One of the most daunting aspects of indie filmmaking is casting. You might have a great script and crew – but your cast will make or break your film.
A casting director acts as a bridge between actor and director, and their expertise should not be underestimated. But you don’t have a budget for one. Now what?
Before The Audition
Actors need to work with the character’s raw material. This can include the script sample (sides) that the actor performs during the audition, character bios, and story synopses if available. A well-prepared actor will absorb this information resulting in an informed and truthful performance.
Remember that when a director assumes the role of casting director, it’s important to create an environment where the actor can flourish. You are a facilitator and collaborator not a gatekeeper; enable their full potential rather than intimidate.
Choosing The Scene
Choosing an audition scene is a key decision. It should be a high stakes, dialogue driven, one-on-one interaction. Actors love tension because it gives them the best opportunity to showcase their abilities.
Dialogue is the easiest way to observe the choices the actor is making. Action-based scenes are harder to manage without a set and camera movement. One-on-one moments or monologues allow the character to be the point of focus.
A simple setup is best – use a single camera on a tripod to capture the audition. Make sure the actor knows how the shot is framed so they can freely use movement without worrying about being out of frame.
If you already have an actor cast, use them as your reader. If not, the writer or producer will work. Just be sure the reader you do choose is sitting out of frame. It’s also important that your reader has an understanding of the script and context of the scene being read. The director should be solely focused on observing performances.
On audition day, your preparation will pay off. When the actor enters, introduce yourself and ask if they have any questions.

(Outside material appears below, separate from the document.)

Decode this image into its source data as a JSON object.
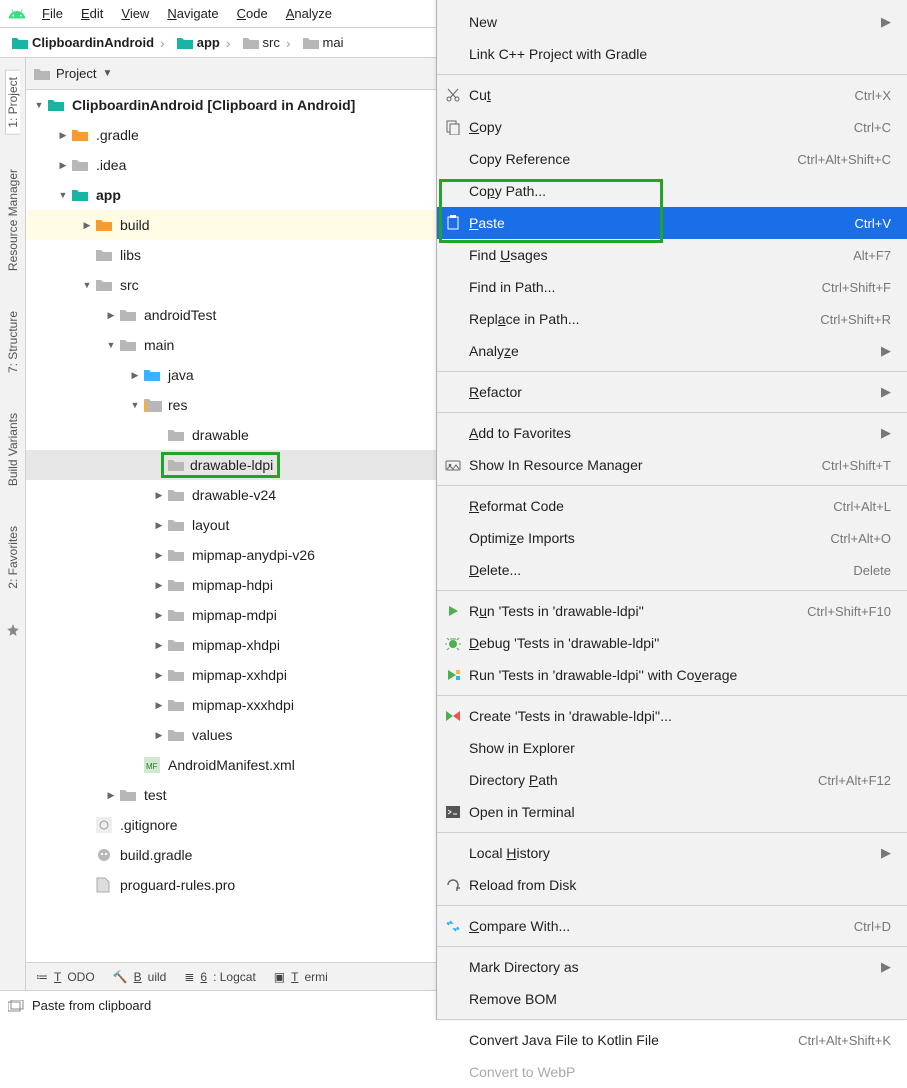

Show them their mark, have them slate (say their name and role they’re reading for) into the camera and let the audition begin!
The Audition: Expect The Unexpected
This is where it starts to get interesting…
Why are they playing this character with a lisp?
This character would never be that harsh!
And really…do they need to be doing a headstand?
Directors often experience moments of terror when actors make unexpected choices. While it may look like the actor is just trying to stand out, any choices they make are ones they believe in.
Greet seemingly odd choices with an open mind. They give you the chance to gauge the actor’s range and ability to take direction. If a character is being played too harshly, see how they adjust to a request for a tender approach. Explain why the character would act in this way so the actor can rationalize the adjustment. Then run the scene again.
If you want to dig deeper with a promising actor or if you’re on the fence, a great exercise to try is interviewing or just chatting with the actor ‘in character’. Actors who have come prepared will relish the opportunity to explore their character. Improv exercises like this can be as valuable a tool as the scene being read.
We’ve only touched on a few aspects of casting. If you give actors the best opportunity to demonstrate their abilities and inform your vision for the film, you’ve made the most of the casting process.